:: DESCRIPTION OF THE TASK ::
Compute how many lines in the entries below include the string "Appointments". Only the number is wanted.

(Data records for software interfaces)
..............................

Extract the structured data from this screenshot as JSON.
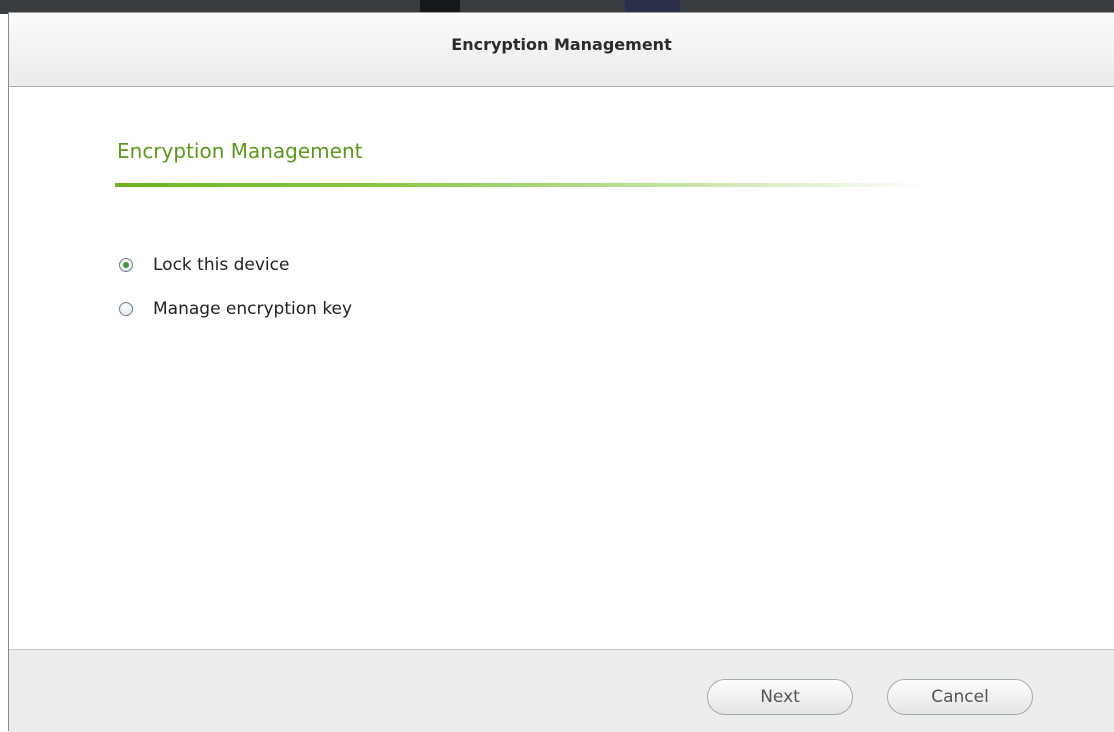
{
  "window": {
    "title": "Encryption Management"
  },
  "main": {
    "section_title": "Encryption Management",
    "options": [
      {
        "label": "Lock this device",
        "selected": true
      },
      {
        "label": "Manage encryption key",
        "selected": false
      }
    ]
  },
  "footer": {
    "next_label": "Next",
    "cancel_label": "Cancel"
  },
  "colors": {
    "accent_green": "#5a9a18",
    "radio_dot": "#3d9a2a",
    "footer_bg": "#eceded"
  },
  "icons": {
    "radio_selected": "radio-checked-icon",
    "radio_unselected": "radio-unchecked-icon"
  }
}
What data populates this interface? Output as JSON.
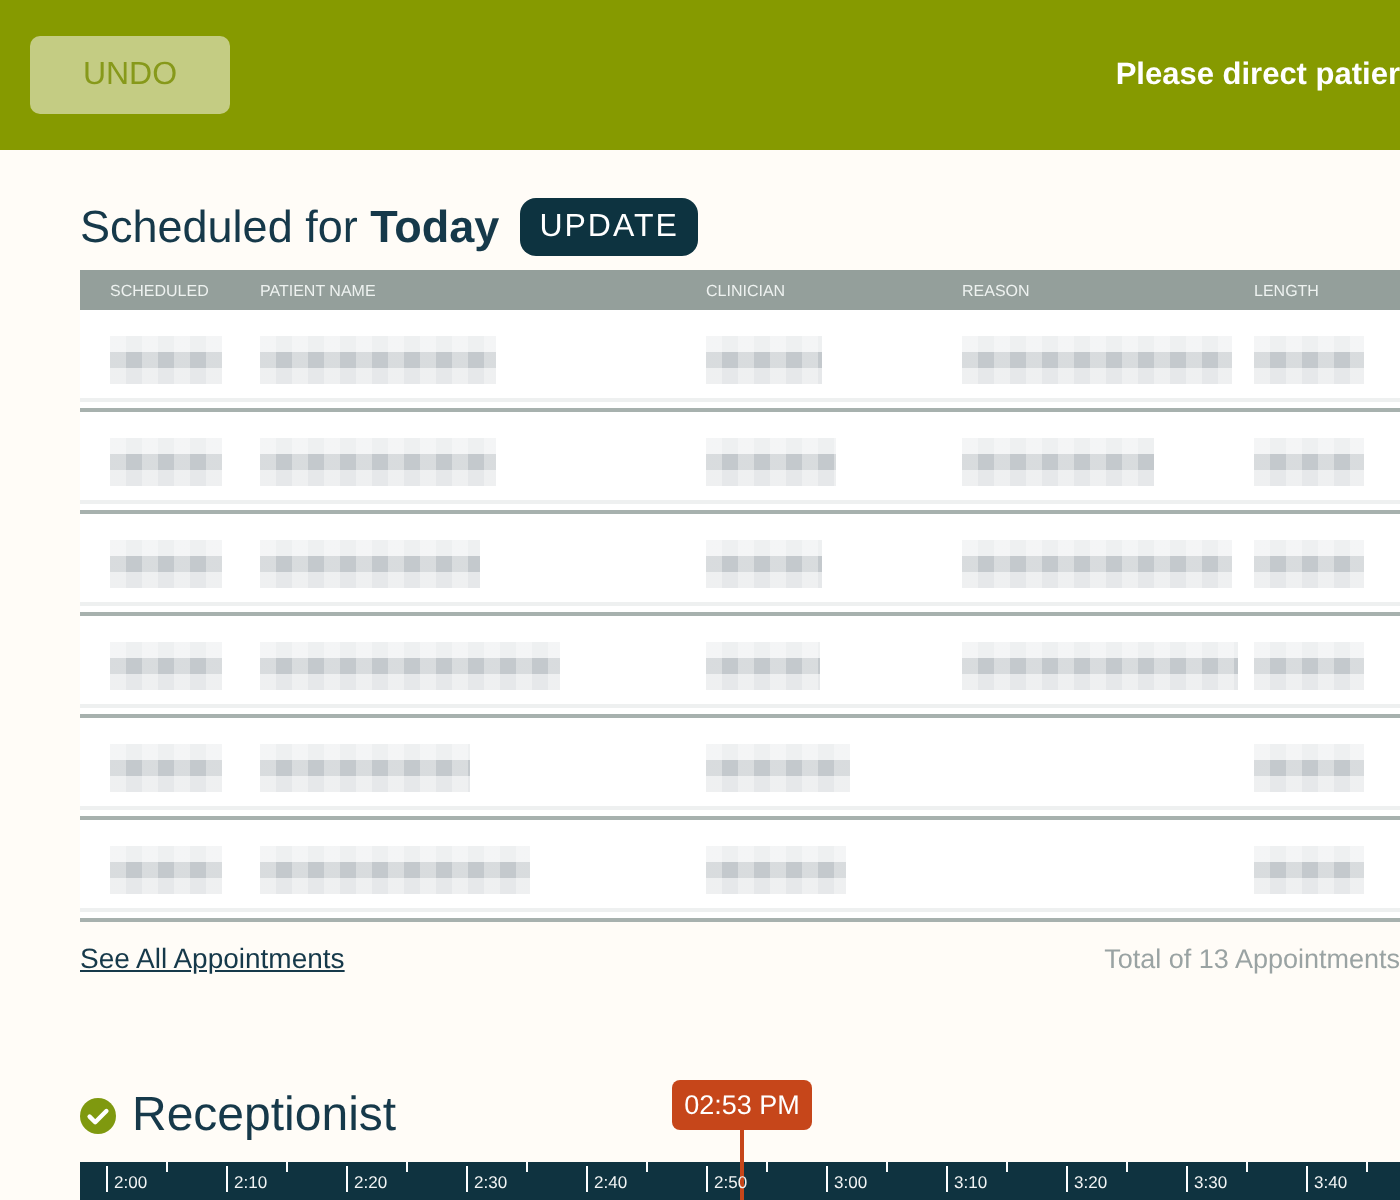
{
  "top_bar": {
    "undo_button": {
      "label": "UNDO",
      "disabled": true
    },
    "message": "Please direct patier"
  },
  "schedule": {
    "title": "Scheduled for **Today**",
    "update_button": "UPDATE",
    "columns": [
      "SCHEDULED",
      "PATIENT NAME",
      "CLINICIAN",
      "REASON",
      "LENGTH"
    ],
    "rows": [
      {
        "cells": [
          {
            "kind": "pixelated"
          },
          {
            "kind": "pixelated"
          },
          {
            "kind": "pixelated"
          },
          {
            "kind": "pixelated"
          },
          {
            "kind": "pixelated"
          }
        ]
      },
      {
        "cells": [
          {
            "kind": "pixelated"
          },
          {
            "kind": "pixelated"
          },
          {
            "kind": "pixelated"
          },
          {
            "kind": "pixelated"
          },
          {
            "kind": "pixelated"
          }
        ]
      },
      {
        "cells": [
          {
            "kind": "pixelated"
          },
          {
            "kind": "pixelated"
          },
          {
            "kind": "pixelated"
          },
          {
            "kind": "pixelated"
          },
          {
            "kind": "pixelated"
          }
        ]
      },
      {
        "cells": [
          {
            "kind": "pixelated"
          },
          {
            "kind": "pixelated"
          },
          {
            "kind": "pixelated"
          },
          {
            "kind": "pixelated"
          },
          {
            "kind": "pixelated"
          }
        ]
      },
      {
        "cells": [
          {
            "kind": "pixelated"
          },
          {
            "kind": "pixelated"
          },
          {
            "kind": "pixelated"
          },
          {
            "kind": "blank"
          },
          {
            "kind": "pixelated"
          }
        ]
      },
      {
        "cells": [
          {
            "kind": "pixelated"
          },
          {
            "kind": "pixelated"
          },
          {
            "kind": "pixelated"
          },
          {
            "kind": "blank"
          },
          {
            "kind": "pixelated"
          }
        ]
      }
    ],
    "link": "See All Appointments",
    "total": "Total of 13 Appointments"
  },
  "receptionist": {
    "title": "Receptionist",
    "time_marker": "02:53 PM",
    "timeline_ticks": [
      "2:00",
      "2:10",
      "2:20",
      "2:30",
      "2:40",
      "2:50",
      "3:00",
      "3:10",
      "3:20",
      "3:30",
      "3:40"
    ]
  }
}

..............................

:: EXERCISE RESPONSE ::
2